now turn to the North Loop, and a rising level of concern about parking
and access. This presentation reflects ongoing conversations and research by The
2020 Partners and a work group focused on parking and access. Special gratitude to
of Lee and Associates who is co
presenting and has done a
tremendous amount of work on this topic. For those who may not know
Partners, it is an evolving private and public forum that organizes to facilitate the
continuing transformation of a vital and unique place. Its goal is to lay the
foundation and attract investment for future development in the North Loop by
knitting together communities and leveraging district assets with a special
emphasis on Target Field, Minneapolis Farmers Market, transit and energy.
RA’EESA: For most of its history, the North Loop was an industrial area. It was home
to a large railroad yard and numerous warehouses and factories. Much of the
Warehouse District is listed on the National Register of Historic Places. In the 1980s,
the Warehouse District was the epicenter of the Minneapolis art scene until the
area's buildings became more commercially desirable in the 1990s.
RA’EESA: Since the mid
1990s, redevelopment of the neighborhood accelerated and
thousands of people have moved into the North Loop. The neighborhood is
particularly popular with people who work in downtown Minneapolis, whose
proximity allows residents to walk, bike, or take a quick bus or LRT ride to work.
Coffee shops, restaurants, bars, art galleries, and small retail stores have also

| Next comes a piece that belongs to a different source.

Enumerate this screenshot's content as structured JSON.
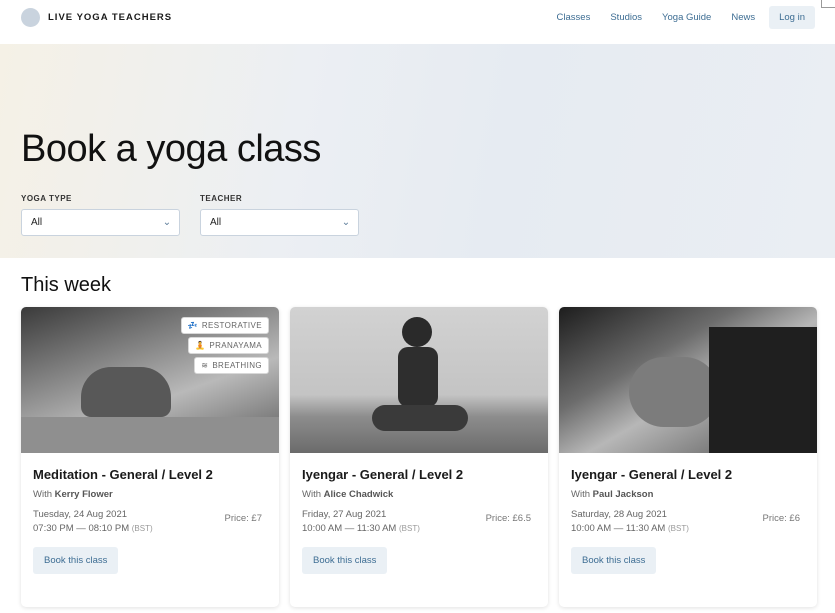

moved into the neighborhood in recent years. The
North Loop is even home to a
hand crafted clock museum!
Target Field also opened its doors in 2010.
In 1990 there were only 647 residents living in the North Loop. The
growth has been exponential with more than 180% in some years. Today there are
nearly 5,000 residents who call the North Loop home with a nearly even split
between rental and home ownership. Nearly 40% are between the ages of 25
and more than half earn greater than $100,000 in annual income.